When I was at school we weren’t allowed to use the words nice or good in essays or conversation. They are lazy words, apparently. To say that something, or someone, was nice or good saved having to think of a more appropriate adjectives, and lazy thinking was to be discouraged.
The same is true of like. You were discouraged from saying that you liked something, and were encouraged to think of a more substantial description. You could get away with using like as a comparator, as in “my love is like a red, red rose”, but my English teacher would have urged him instead to write, “just as a rose is fragrant and fragile, so is my love for you”. So I’m struggling to find reason for the current prevalence of the word like in most conversations.
When I say prevalence and most I should clarify that just at this moment, for me, current means the 9.31 train from Bridge of Allan to Edinburgh Waverley and the conversations in question are between the gaggle of young women sharing this carriage. For example, “Like, so he was like, shall we go the pub and I was like naw, like, no way”
Starting a sentence with like, makes no sense to me. The next phrase could be translated as ” So he said, shall we go to the pub and I said no”. Quite what the final like of the sentence is there for escapes me. The word like used for emphasis? Perhaps, then, “I said no, definitely no way”.
I’m from Liverpool so I’m no stranger to stray phrases tagging themselves to the end of sentences. The addition of “you know” to the end of most sentences is a good example but there is at least some semblance of reason here, the addition of a question to a statement to assure that the listener has understood and has to reply in the affirmative. But the word like dropped as confetti at seemingly random intervals is something I don’t understand.
Some random thoughts;
Will these young women still pepper their sentences with like when they are middle-aged? The image of women in twin sets and pearls, or fashioned like Les Dawson gossiping over the garden wall, using like as verb, adverb, adjective and noun is now stuck in my mind. And will they still have the Australian up-note at the end of each phrase?

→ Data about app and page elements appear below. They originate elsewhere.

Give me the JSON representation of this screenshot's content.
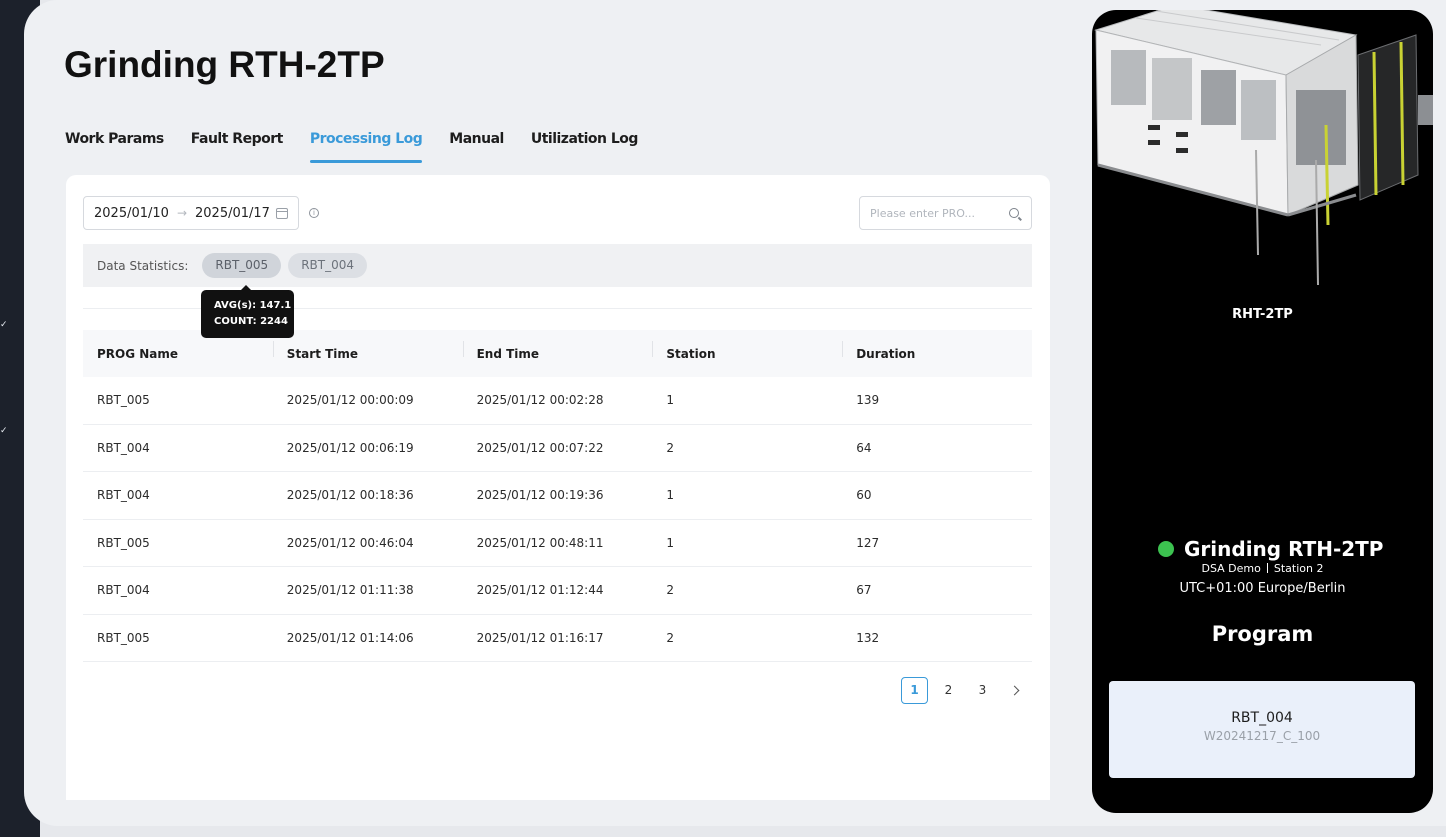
{
  "page_title": "Grinding RTH-2TP",
  "tabs": [
    {
      "label": "Work Params",
      "active": false
    },
    {
      "label": "Fault Report",
      "active": false
    },
    {
      "label": "Processing Log",
      "active": true
    },
    {
      "label": "Manual",
      "active": false
    },
    {
      "label": "Utilization Log",
      "active": false
    }
  ],
  "filters": {
    "start_date": "2025/01/10",
    "end_date": "2025/01/17",
    "search_placeholder": "Please enter PRO..."
  },
  "stats": {
    "label": "Data Statistics:",
    "chips": [
      "RBT_005",
      "RBT_004"
    ],
    "tooltip": {
      "avg": "AVG(s): 147.1",
      "count": "COUNT: 2244"
    }
  },
  "table": {
    "headers": [
      "PROG Name",
      "Start Time",
      "End Time",
      "Station",
      "Duration"
    ],
    "rows": [
      [
        "RBT_005",
        "2025/01/12 00:00:09",
        "2025/01/12 00:02:28",
        "1",
        "139"
      ],
      [
        "RBT_004",
        "2025/01/12 00:06:19",
        "2025/01/12 00:07:22",
        "2",
        "64"
      ],
      [
        "RBT_004",
        "2025/01/12 00:18:36",
        "2025/01/12 00:19:36",
        "1",
        "60"
      ],
      [
        "RBT_005",
        "2025/01/12 00:46:04",
        "2025/01/12 00:48:11",
        "1",
        "127"
      ],
      [
        "RBT_004",
        "2025/01/12 01:11:38",
        "2025/01/12 01:12:44",
        "2",
        "67"
      ],
      [
        "RBT_005",
        "2025/01/12 01:14:06",
        "2025/01/12 01:16:17",
        "2",
        "132"
      ]
    ]
  },
  "pagination": {
    "pages": [
      "1",
      "2",
      "3"
    ],
    "current": "1"
  },
  "machine_panel": {
    "image_label": "RHT-2TP",
    "name": "Grinding RTH-2TP",
    "status_color": "#3cc250",
    "org": "DSA Demo",
    "station": "Station 2",
    "timezone": "UTC+01:00 Europe/Berlin",
    "program_heading": "Program",
    "program_name": "RBT_004",
    "program_code": "W20241217_C_100"
  },
  "colors": {
    "accent": "#3a9ad9",
    "rail": "#1c212b",
    "panel": "#000000"
  }
}
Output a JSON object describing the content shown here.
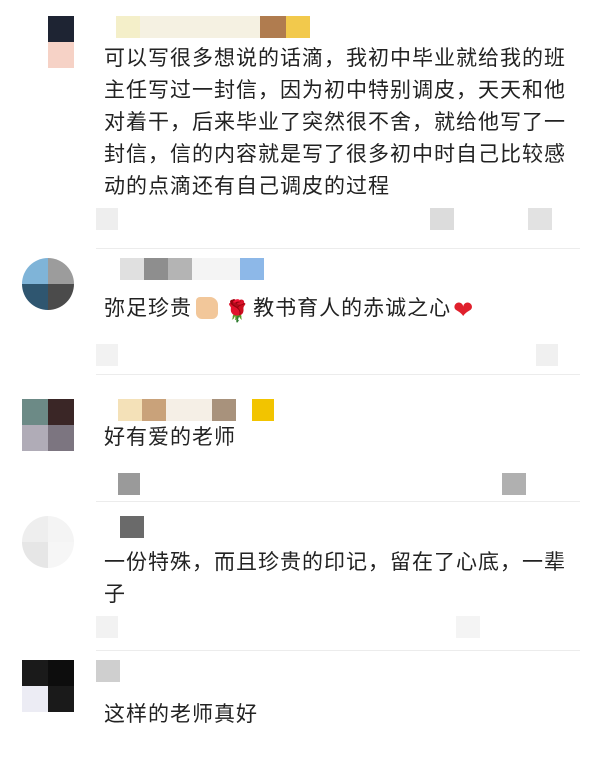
{
  "comments": [
    {
      "text": "可以写很多想说的话滴，我初中毕业就给我的班主任写过一封信，因为初中特别调皮，天天和他对着干，后来毕业了突然很不舍，就给他写了一封信，信的内容就是写了很多初中时自己比较感动的点滴还有自己调皮的过程",
      "avatar_colors": [
        "#ffffff",
        "#1e2433",
        "#ffffff",
        "#f6d2c6"
      ],
      "name_colors": [
        "#f4efc9",
        "#f5f1e2",
        "#b07c4f",
        "#f2c94c"
      ]
    },
    {
      "text_before": "弥足珍贵",
      "text_middle": "教书育人的赤诚之心",
      "emoji_thumb": "thumbs-up-icon",
      "emoji_rose": "🌹",
      "emoji_heart": "❤",
      "avatar_colors": [
        "#7fb4d8",
        "#9c9c9c",
        "#2f5670",
        "#4b4b4b"
      ],
      "name_colors": [
        "#e0e0e0",
        "#8e8e8e",
        "#b4b4b4",
        "#f4f4f4",
        "#8db8e8"
      ]
    },
    {
      "text": "好有爱的老师",
      "avatar_colors": [
        "#6c8a86",
        "#3a2626",
        "#b0acb7",
        "#7c7580"
      ],
      "name_colors": [
        "#f4e1b8",
        "#c9a27a",
        "#f5efe6",
        "#a8927c",
        "#f2c400"
      ]
    },
    {
      "text": "一份特殊，而且珍贵的印记，留在了心底，一辈子",
      "avatar_colors": [
        "#eeeeee",
        "#f4f4f4",
        "#e6e6e6",
        "#f6f6f6"
      ],
      "name_colors": [
        "#6a6a6a"
      ]
    },
    {
      "text": "这样的老师真好",
      "avatar_colors": [
        "#1a1a1a",
        "#0d0d0d",
        "#ececf4",
        "#1a1a1a"
      ],
      "name_colors": [
        "#cfcfcf"
      ]
    }
  ]
}
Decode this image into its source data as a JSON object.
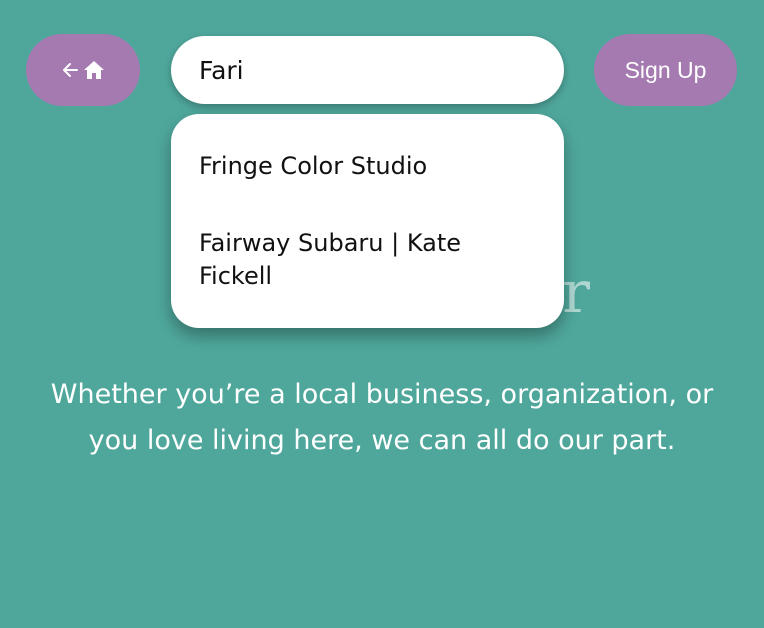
{
  "header": {
    "back_home": {
      "icons": [
        "arrow-left-icon",
        "home-icon"
      ],
      "color": "#a57ab1"
    },
    "signup_label": "Sign Up"
  },
  "search": {
    "value": "Fari",
    "suggestions": [
      "Fringe Color Studio",
      "Fairway Subaru | Kate Fickell"
    ]
  },
  "main": {
    "tagline": "Whether you’re a local business, organization, or you love living here, we can all do our part."
  },
  "colors": {
    "background": "#4fa79c",
    "accent": "#a57ab1",
    "surface": "#ffffff"
  }
}
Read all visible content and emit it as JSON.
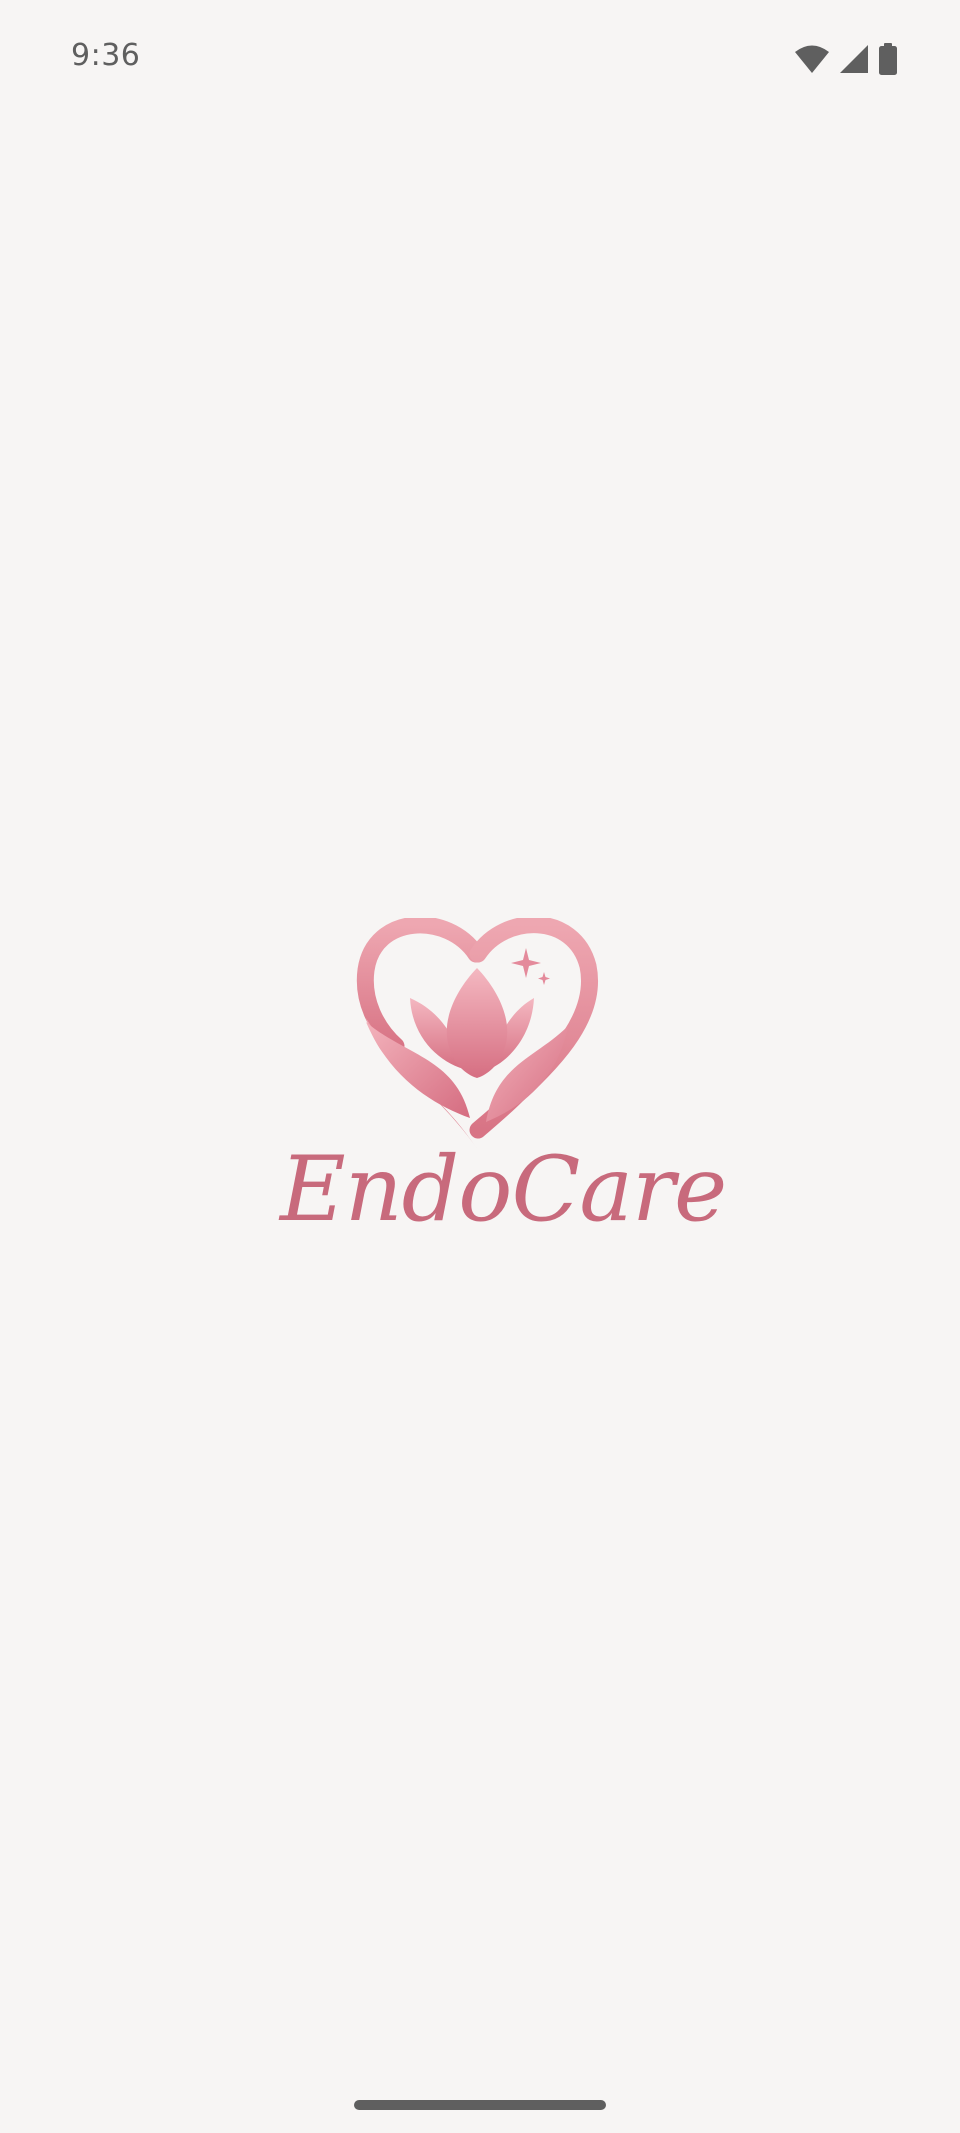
{
  "status_bar": {
    "time": "9:36",
    "icons": [
      "wifi-icon",
      "cellular-signal-icon",
      "battery-icon"
    ]
  },
  "splash": {
    "app_name": "EndoCare",
    "logo_icon": "heart-lotus-icon"
  },
  "colors": {
    "background": "#f7f5f4",
    "brand_pink": "#e8909f",
    "brand_deep": "#c86a7c",
    "status_icon": "#5f5f5f"
  }
}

What would Shakespeare write? Like, you know like, my love is like, well like a red, red rose, like”
For my part, what I would like, that is to say what I would really appreciate, is a quiet coach on the morning train!